Type “ASMR” into Google’s search engine and it will throw out an estimated 96 million results, while the gently whispered YouTube videos inspired by the aural trend amass millions of views.
The increasingly popular phenomenon – autonomous sensory meridian response – is a sensation people experience in reaction to certain noises, such as whispering, brushing and tapping.
It is said to be similar to the tingling sensation felt when someone brushes their fingertips lightly against your skin – but in your brain.
A lavish amount of shaving cream, a softly spoken narrator and multiple microphones providing surround-sound of a man shaving his body is how Lynx entered the online world of ASMR:
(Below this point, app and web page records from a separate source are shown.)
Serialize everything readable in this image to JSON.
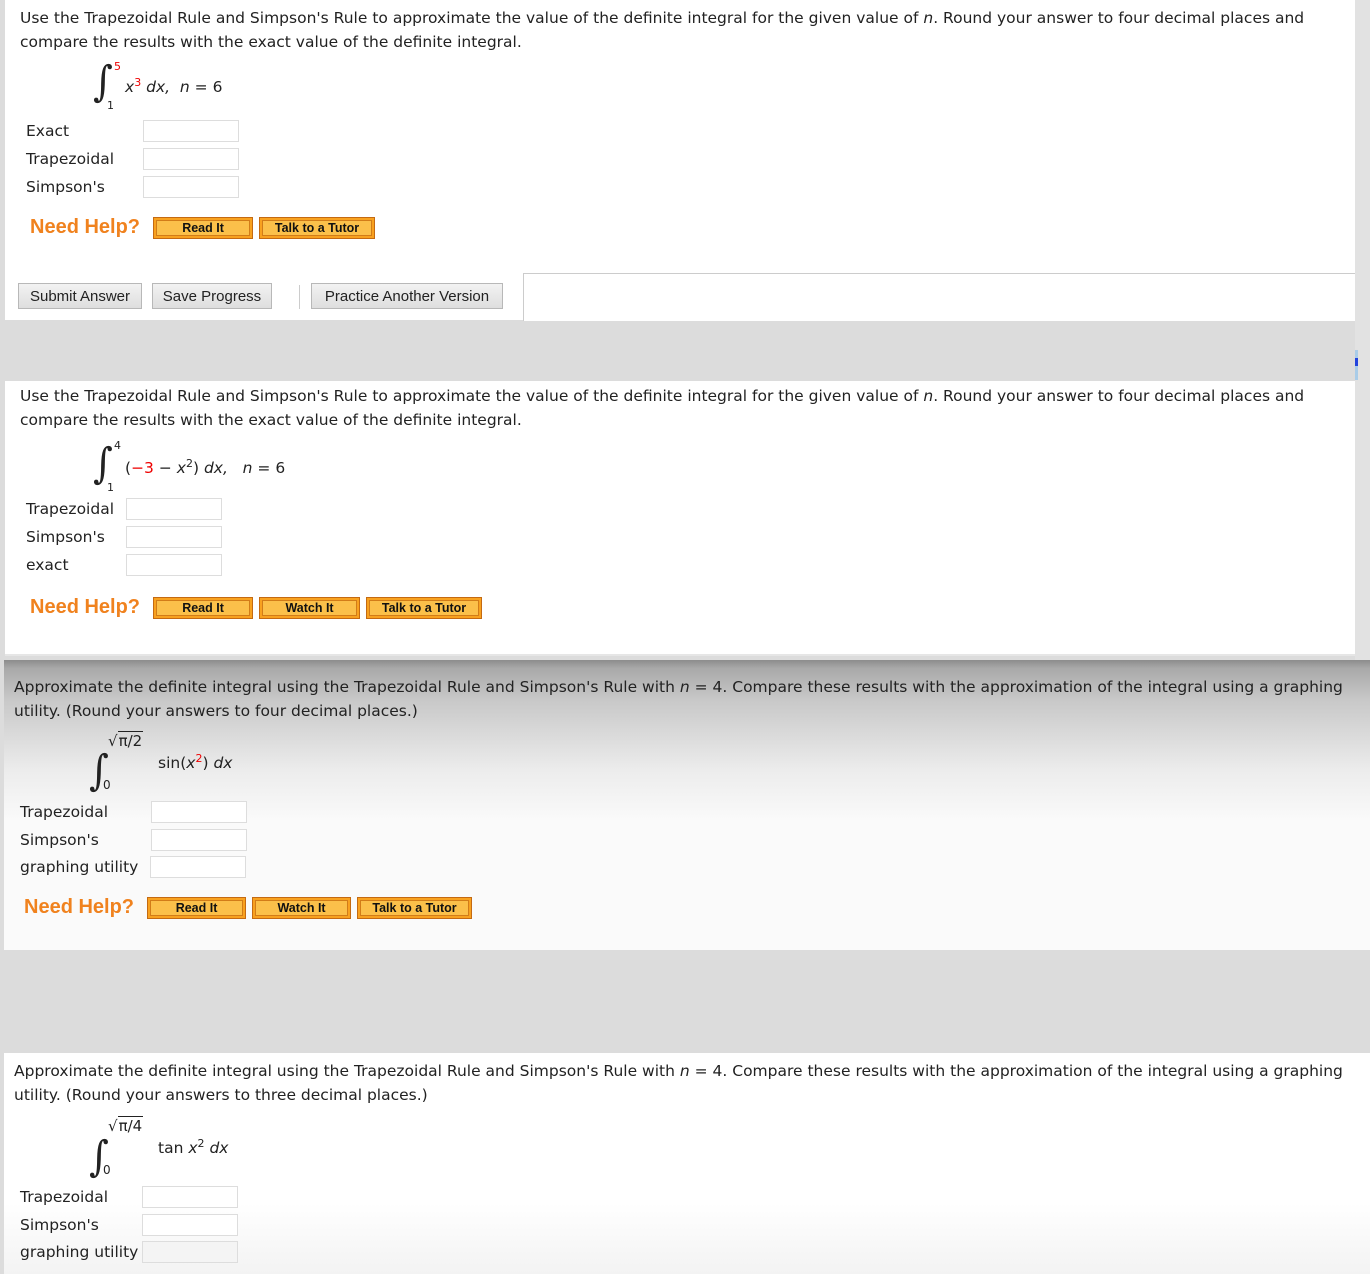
{
  "questions": [
    {
      "prompt_a": "Use the Trapezoidal Rule and Simpson's Rule to approximate the value of the definite integral for the given value of ",
      "prompt_n": "n",
      "prompt_b": ". Round your answer to four decimal places and compare the results with the exact value of the definite integral.",
      "integral": {
        "lower": "1",
        "upper": "5",
        "integrand_base": "x",
        "integrand_exp": "3",
        "dx": " dx,",
        "n_label": "n",
        "n_eq": " = 6"
      },
      "fields": [
        {
          "label": "Exact",
          "value": ""
        },
        {
          "label": "Trapezoidal",
          "value": ""
        },
        {
          "label": "Simpson's",
          "value": ""
        }
      ],
      "help": {
        "label": "Need Help?",
        "buttons": [
          "Read It",
          "Talk to a Tutor"
        ]
      },
      "actions": {
        "submit": "Submit Answer",
        "save": "Save Progress",
        "practice": "Practice Another Version"
      }
    },
    {
      "prompt_a": "Use the Trapezoidal Rule and Simpson's Rule to approximate the value of the definite integral for the given value of ",
      "prompt_n": "n",
      "prompt_b": ". Round your answer to four decimal places and compare the results with the exact value of the definite integral.",
      "integral": {
        "lower": "1",
        "upper": "4",
        "open": "(",
        "const": "−3",
        "minus": " − ",
        "base": "x",
        "exp": "2",
        "close": ")",
        "dx": " dx,",
        "n_label": "n",
        "n_eq": " = 6"
      },
      "fields": [
        {
          "label": "Trapezoidal",
          "value": ""
        },
        {
          "label": "Simpson's",
          "value": ""
        },
        {
          "label": "exact",
          "value": ""
        }
      ],
      "help": {
        "label": "Need Help?",
        "buttons": [
          "Read It",
          "Watch It",
          "Talk to a Tutor"
        ]
      }
    },
    {
      "prompt_a": "Approximate the definite integral using the Trapezoidal Rule and Simpson's Rule with ",
      "prompt_n": "n",
      "prompt_b": " = 4. Compare these results with the approximation of the integral using a graphing utility. (Round your answers to four decimal places.)",
      "integral": {
        "lower": "0",
        "upper_root": "√",
        "upper": "π/2",
        "func": "sin(",
        "base": "x",
        "exp": "2",
        "close": ")",
        "dx": " dx"
      },
      "fields": [
        {
          "label": "Trapezoidal",
          "value": ""
        },
        {
          "label": "Simpson's",
          "value": ""
        },
        {
          "label": "graphing utility",
          "value": ""
        }
      ],
      "help": {
        "label": "Need Help?",
        "buttons": [
          "Read It",
          "Watch It",
          "Talk to a Tutor"
        ]
      }
    },
    {
      "prompt_a": "Approximate the definite integral using the Trapezoidal Rule and Simpson's Rule with ",
      "prompt_n": "n",
      "prompt_b": " = 4. Compare these results with the approximation of the integral using a graphing utility. (Round your answers to three decimal places.)",
      "integral": {
        "lower": "0",
        "upper_root": "√",
        "upper": "π/4",
        "func": "tan ",
        "base": "x",
        "exp": "2",
        "dx": " dx"
      },
      "fields": [
        {
          "label": "Trapezoidal",
          "value": ""
        },
        {
          "label": "Simpson's",
          "value": ""
        },
        {
          "label": "graphing utility",
          "value": ""
        }
      ]
    }
  ],
  "colors": {
    "help_orange": "#f0821e",
    "button_orange": "#fbc04a",
    "exponent_red": "#e00000"
  }
}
“Shavetorials” by 72andSunny Amsterdam is the latest ad to tap into the popular trend.
But the Unilever brand isn’t the only one to have jumped on the “brain-orgasm” bandwagon. Here’s how other brands have experimented with the sensory craze.
Ikea ‘Oddly Ikea’
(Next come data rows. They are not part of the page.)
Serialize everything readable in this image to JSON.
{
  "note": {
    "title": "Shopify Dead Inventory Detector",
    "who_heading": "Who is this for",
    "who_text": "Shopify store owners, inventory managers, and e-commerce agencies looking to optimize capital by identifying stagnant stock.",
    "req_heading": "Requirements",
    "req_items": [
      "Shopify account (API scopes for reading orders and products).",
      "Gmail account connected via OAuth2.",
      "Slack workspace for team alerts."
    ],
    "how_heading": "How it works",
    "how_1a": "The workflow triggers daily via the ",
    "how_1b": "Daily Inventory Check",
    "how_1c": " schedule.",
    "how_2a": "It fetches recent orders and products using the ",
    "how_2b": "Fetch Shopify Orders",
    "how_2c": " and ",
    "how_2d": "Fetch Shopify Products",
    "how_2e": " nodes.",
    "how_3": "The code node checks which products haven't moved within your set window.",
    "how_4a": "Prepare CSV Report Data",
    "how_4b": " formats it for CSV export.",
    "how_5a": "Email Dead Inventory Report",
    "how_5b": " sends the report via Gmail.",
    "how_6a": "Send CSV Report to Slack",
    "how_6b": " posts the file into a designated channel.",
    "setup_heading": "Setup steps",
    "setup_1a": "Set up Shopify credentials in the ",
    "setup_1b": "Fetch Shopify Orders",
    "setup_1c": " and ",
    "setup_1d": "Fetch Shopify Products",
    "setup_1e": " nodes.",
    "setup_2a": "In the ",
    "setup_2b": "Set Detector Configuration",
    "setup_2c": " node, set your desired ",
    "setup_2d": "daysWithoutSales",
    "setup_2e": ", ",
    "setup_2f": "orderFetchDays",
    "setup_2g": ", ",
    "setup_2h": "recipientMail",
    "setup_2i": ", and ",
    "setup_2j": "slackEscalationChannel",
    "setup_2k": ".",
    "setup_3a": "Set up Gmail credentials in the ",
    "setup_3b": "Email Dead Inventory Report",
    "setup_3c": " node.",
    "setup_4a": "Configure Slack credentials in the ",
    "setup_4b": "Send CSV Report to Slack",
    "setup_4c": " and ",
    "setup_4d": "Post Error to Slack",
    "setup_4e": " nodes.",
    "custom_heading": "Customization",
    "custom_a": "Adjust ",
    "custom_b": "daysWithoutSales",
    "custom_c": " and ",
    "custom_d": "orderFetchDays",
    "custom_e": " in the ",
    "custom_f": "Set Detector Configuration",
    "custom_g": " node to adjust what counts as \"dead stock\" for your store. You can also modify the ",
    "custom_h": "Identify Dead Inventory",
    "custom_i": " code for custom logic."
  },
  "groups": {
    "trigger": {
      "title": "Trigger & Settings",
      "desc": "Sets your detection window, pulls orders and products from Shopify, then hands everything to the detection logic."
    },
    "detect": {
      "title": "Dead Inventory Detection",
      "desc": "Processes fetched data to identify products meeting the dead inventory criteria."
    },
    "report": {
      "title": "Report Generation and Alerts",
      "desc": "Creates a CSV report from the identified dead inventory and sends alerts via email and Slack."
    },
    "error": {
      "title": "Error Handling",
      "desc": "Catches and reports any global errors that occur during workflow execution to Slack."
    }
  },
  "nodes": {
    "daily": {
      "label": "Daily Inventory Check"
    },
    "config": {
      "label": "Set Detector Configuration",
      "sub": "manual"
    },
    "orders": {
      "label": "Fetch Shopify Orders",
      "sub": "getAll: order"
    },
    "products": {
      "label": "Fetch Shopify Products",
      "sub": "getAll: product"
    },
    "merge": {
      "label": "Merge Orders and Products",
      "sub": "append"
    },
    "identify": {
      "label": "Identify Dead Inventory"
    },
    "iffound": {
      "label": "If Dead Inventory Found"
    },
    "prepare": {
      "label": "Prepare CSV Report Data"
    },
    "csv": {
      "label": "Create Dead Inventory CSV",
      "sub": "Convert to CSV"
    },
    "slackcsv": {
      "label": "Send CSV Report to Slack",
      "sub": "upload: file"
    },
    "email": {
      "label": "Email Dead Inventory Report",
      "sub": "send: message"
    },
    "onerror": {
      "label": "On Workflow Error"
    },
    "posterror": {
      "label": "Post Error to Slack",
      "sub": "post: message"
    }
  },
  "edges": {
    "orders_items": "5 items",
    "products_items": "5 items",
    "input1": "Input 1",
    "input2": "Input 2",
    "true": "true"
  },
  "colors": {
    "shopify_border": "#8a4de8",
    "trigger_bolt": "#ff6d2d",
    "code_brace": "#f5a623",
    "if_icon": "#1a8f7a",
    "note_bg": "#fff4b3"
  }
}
The quarter-of-an-hour-long video, by Ogilvy New York, meanders through a student’s dorm, highlighting products such as duvets and lamps, while asking viewers to listen to how nice it sounds when the bed sheets are smoothed. The brand captioned the digital spot on YouTube: “Let Ikea dorm room solutions relax you in our new oddly satisfying ASMR video.”
BBDO Beijing turned the “Silky smooth” tagline of chocolate brand Dove (Galaxy in the UK) into reality in a sensory-inspired series of ads. One spot reveals a woman unwrapping a chocolate bar, with a rustle of the packaging, before biting and chewing on a piece. Finally, she whispers: “The ultimate enjoyment should be as silky smooth as this.” Another film features a man grinding cacao beans to make the bar of chocolate.
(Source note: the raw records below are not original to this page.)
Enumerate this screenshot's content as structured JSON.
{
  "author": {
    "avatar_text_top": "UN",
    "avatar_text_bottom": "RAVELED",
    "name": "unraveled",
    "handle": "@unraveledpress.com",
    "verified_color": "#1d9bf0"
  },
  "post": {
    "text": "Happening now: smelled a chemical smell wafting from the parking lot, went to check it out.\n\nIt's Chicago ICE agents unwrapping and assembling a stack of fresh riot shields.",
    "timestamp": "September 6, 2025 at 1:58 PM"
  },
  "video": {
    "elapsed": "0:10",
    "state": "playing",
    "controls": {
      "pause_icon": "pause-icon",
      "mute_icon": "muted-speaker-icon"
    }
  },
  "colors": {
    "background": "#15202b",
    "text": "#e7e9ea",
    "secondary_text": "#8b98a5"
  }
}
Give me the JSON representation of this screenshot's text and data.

Renault ‘A relaxing electric vehicle experience’
Renault teamed up with influencer ASMR Zeitgeist to promote its electric model, the Zoe. In the video on his YouTube channel, conceptualised by The Loft Publicis Conseil, ASMR Zeitgeist taps on the bonnet and strokes its interiors to highlight various areas of the car, before driving the vehicle, which makes a crackling sound as it crunches over dry leaves on the road.
Safeguard Phillipines ‘The wash’
A woman washes her dirty hands after preparing a meal in this video for the antibacterial soap-maker’s Filipino audience. The sound of vegetables being chopped and bubbles forming on her lathered hands is intense. It’s paired with extreme close-up shots of the product in use for maximum impact. Safeguard captioned the YouTube video: “Because handwashing has never been this relaxing.”
Pure Gold ‘The pure experience’
The brewer enlisted the help of Zoë Kravitz for its 2019 Super Bowl spot. The 45-second ad, by FCB Chicago, focuses on how pure the product is, drawing on the natural surroundings and emphasised by the sound of waves crashing against rocks and beer pouring into a glass, forming a foamy head as it bubbles.
Norrland Guld Ljus ‘The ear beer’
The Swedish alcoholic brand insists you enjoy its beer with your ear in a spot by Akestam Holst. The film, which was released on Spotify, YouTube and Apple Music, experiments with senses to get consumers as close as possible to feeling like they’re drinking the product.
KFC ‘Extra crispy’
The fast-food chain also joined forces with a celebrity for its experimental spot. Actor George Hamilton is the brand’s founder, Colonel Sanders, in this strange spot by Wieden & Kennedy Portland that sees him folding pocket squares while enjoying a bucket of the crispy stuff. Viewers can enjoy the contrasting sounds of silky fabric and chomping noises.
Netflix ‘Disjointed edition’
Netflix partnered actress Kathy Bates to poke fun at the craze with a two-and-a-half-minute video. In the trailer, which promotes Disjointed, a series about a cannabis lawyer, activist and long-time user, Bates eats (and subsequently spits out) a chocolate-coated pickled gherkin and says: “If you’re getting off to this, you’re a freak.”
Squarespace ‘Who is JohnMalkovich.com?’
Squarespace didn’t say its 2017 Super Bowl ad – which features actor John Malkovich talking close to a microphone and typing loudly on a computer – is ASMR-inspired. However, the most popular comments from viewers on the video suggest otherwise. Fabian Velasquez says: “This gave me ASMR tingles.” The spot was made by Squarespace and creative agency John X Hannes.